Records from a collection
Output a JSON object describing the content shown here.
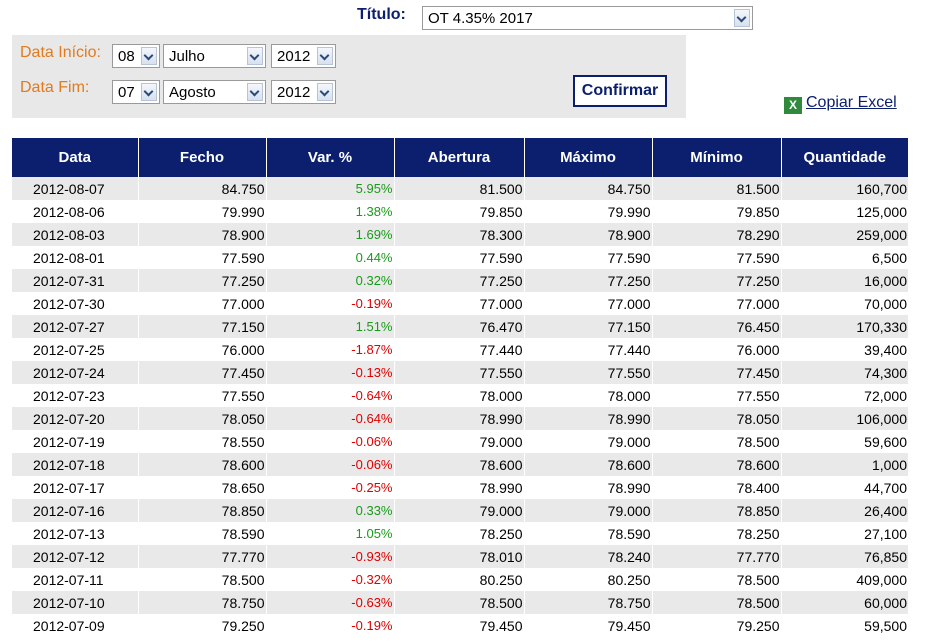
{
  "titulo": {
    "label": "Título:",
    "value": "OT 4.35% 2017"
  },
  "filters": {
    "inicio_label": "Data Início:",
    "fim_label": "Data Fim:",
    "inicio": {
      "day": "08",
      "month": "Julho",
      "year": "2012"
    },
    "fim": {
      "day": "07",
      "month": "Agosto",
      "year": "2012"
    },
    "confirm_label": "Confirmar"
  },
  "excel": {
    "label": "Copiar Excel",
    "icon": "excel-icon"
  },
  "table": {
    "headers": [
      "Data",
      "Fecho",
      "Var. %",
      "Abertura",
      "Máximo",
      "Mínimo",
      "Quantidade"
    ],
    "rows": [
      [
        "2012-08-07",
        "84.750",
        "5.95%",
        "81.500",
        "84.750",
        "81.500",
        "160,700"
      ],
      [
        "2012-08-06",
        "79.990",
        "1.38%",
        "79.850",
        "79.990",
        "79.850",
        "125,000"
      ],
      [
        "2012-08-03",
        "78.900",
        "1.69%",
        "78.300",
        "78.900",
        "78.290",
        "259,000"
      ],
      [
        "2012-08-01",
        "77.590",
        "0.44%",
        "77.590",
        "77.590",
        "77.590",
        "6,500"
      ],
      [
        "2012-07-31",
        "77.250",
        "0.32%",
        "77.250",
        "77.250",
        "77.250",
        "16,000"
      ],
      [
        "2012-07-30",
        "77.000",
        "-0.19%",
        "77.000",
        "77.000",
        "77.000",
        "70,000"
      ],
      [
        "2012-07-27",
        "77.150",
        "1.51%",
        "76.470",
        "77.150",
        "76.450",
        "170,330"
      ],
      [
        "2012-07-25",
        "76.000",
        "-1.87%",
        "77.440",
        "77.440",
        "76.000",
        "39,400"
      ],
      [
        "2012-07-24",
        "77.450",
        "-0.13%",
        "77.550",
        "77.550",
        "77.450",
        "74,300"
      ],
      [
        "2012-07-23",
        "77.550",
        "-0.64%",
        "78.000",
        "78.000",
        "77.550",
        "72,000"
      ],
      [
        "2012-07-20",
        "78.050",
        "-0.64%",
        "78.990",
        "78.990",
        "78.050",
        "106,000"
      ],
      [
        "2012-07-19",
        "78.550",
        "-0.06%",
        "79.000",
        "79.000",
        "78.500",
        "59,600"
      ],
      [
        "2012-07-18",
        "78.600",
        "-0.06%",
        "78.600",
        "78.600",
        "78.600",
        "1,000"
      ],
      [
        "2012-07-17",
        "78.650",
        "-0.25%",
        "78.990",
        "78.990",
        "78.400",
        "44,700"
      ],
      [
        "2012-07-16",
        "78.850",
        "0.33%",
        "79.000",
        "79.000",
        "78.850",
        "26,400"
      ],
      [
        "2012-07-13",
        "78.590",
        "1.05%",
        "78.250",
        "78.590",
        "78.250",
        "27,100"
      ],
      [
        "2012-07-12",
        "77.770",
        "-0.93%",
        "78.010",
        "78.240",
        "77.770",
        "76,850"
      ],
      [
        "2012-07-11",
        "78.500",
        "-0.32%",
        "80.250",
        "80.250",
        "78.500",
        "409,000"
      ],
      [
        "2012-07-10",
        "78.750",
        "-0.63%",
        "78.500",
        "78.750",
        "78.500",
        "60,000"
      ],
      [
        "2012-07-09",
        "79.250",
        "-0.19%",
        "79.450",
        "79.450",
        "79.250",
        "59,500"
      ]
    ]
  },
  "colors": {
    "header_bg": "#0b1f6e",
    "label_orange": "#e07b1f",
    "positive": "#1a9a1a",
    "negative": "#e00000"
  }
}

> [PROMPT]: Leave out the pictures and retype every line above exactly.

> [OUTPUT OF THE EXERCISE]:
Output a JSON object describing the content shown here.
{
  "titulo": {
    "label": "Título:",
    "value": "OT 4.35% 2017"
  },
  "filters": {
    "inicio_label": "Data Início:",
    "fim_label": "Data Fim:",
    "inicio": {
      "day": "08",
      "month": "Julho",
      "year": "2012"
    },
    "fim": {
      "day": "07",
      "month": "Agosto",
      "year": "2012"
    },
    "confirm_label": "Confirmar"
  },
  "excel": {
    "label": "Copiar Excel",
    "icon": "excel-icon"
  },
  "table": {
    "headers": [
      "Data",
      "Fecho",
      "Var. %",
      "Abertura",
      "Máximo",
      "Mínimo",
      "Quantidade"
    ],
    "rows": [
      [
        "2012-08-07",
        "84.750",
        "5.95%",
        "81.500",
        "84.750",
        "81.500",
        "160,700"
      ],
      [
        "2012-08-06",
        "79.990",
        "1.38%",
        "79.850",
        "79.990",
        "79.850",
        "125,000"
      ],
      [
        "2012-08-03",
        "78.900",
        "1.69%",
        "78.300",
        "78.900",
        "78.290",
        "259,000"
      ],
      [
        "2012-08-01",
        "77.590",
        "0.44%",
        "77.590",
        "77.590",
        "77.590",
        "6,500"
      ],
      [
        "2012-07-31",
        "77.250",
        "0.32%",
        "77.250",
        "77.250",
        "77.250",
        "16,000"
      ],
      [
        "2012-07-30",
        "77.000",
        "-0.19%",
        "77.000",
        "77.000",
        "77.000",
        "70,000"
      ],
      [
        "2012-07-27",
        "77.150",
        "1.51%",
        "76.470",
        "77.150",
        "76.450",
        "170,330"
      ],
      [
        "2012-07-25",
        "76.000",
        "-1.87%",
        "77.440",
        "77.440",
        "76.000",
        "39,400"
      ],
      [
        "2012-07-24",
        "77.450",
        "-0.13%",
        "77.550",
        "77.550",
        "77.450",
        "74,300"
      ],
      [
        "2012-07-23",
        "77.550",
        "-0.64%",
        "78.000",
        "78.000",
        "77.550",
        "72,000"
      ],
      [
        "2012-07-20",
        "78.050",
        "-0.64%",
        "78.990",
        "78.990",
        "78.050",
        "106,000"
      ],
      [
        "2012-07-19",
        "78.550",
        "-0.06%",
        "79.000",
        "79.000",
        "78.500",
        "59,600"
      ],
      [
        "2012-07-18",
        "78.600",
        "-0.06%",
        "78.600",
        "78.600",
        "78.600",
        "1,000"
      ],
      [
        "2012-07-17",
        "78.650",
        "-0.25%",
        "78.990",
        "78.990",
        "78.400",
        "44,700"
      ],
      [
        "2012-07-16",
        "78.850",
        "0.33%",
        "79.000",
        "79.000",
        "78.850",
        "26,400"
      ],
      [
        "2012-07-13",
        "78.590",
        "1.05%",
        "78.250",
        "78.590",
        "78.250",
        "27,100"
      ],
      [
        "2012-07-12",
        "77.770",
        "-0.93%",
        "78.010",
        "78.240",
        "77.770",
        "76,850"
      ],
      [
        "2012-07-11",
        "78.500",
        "-0.32%",
        "80.250",
        "80.250",
        "78.500",
        "409,000"
      ],
      [
        "2012-07-10",
        "78.750",
        "-0.63%",
        "78.500",
        "78.750",
        "78.500",
        "60,000"
      ],
      [
        "2012-07-09",
        "79.250",
        "-0.19%",
        "79.450",
        "79.450",
        "79.250",
        "59,500"
      ]
    ]
  },
  "colors": {
    "header_bg": "#0b1f6e",
    "label_orange": "#e07b1f",
    "positive": "#1a9a1a",
    "negative": "#e00000"
  }
}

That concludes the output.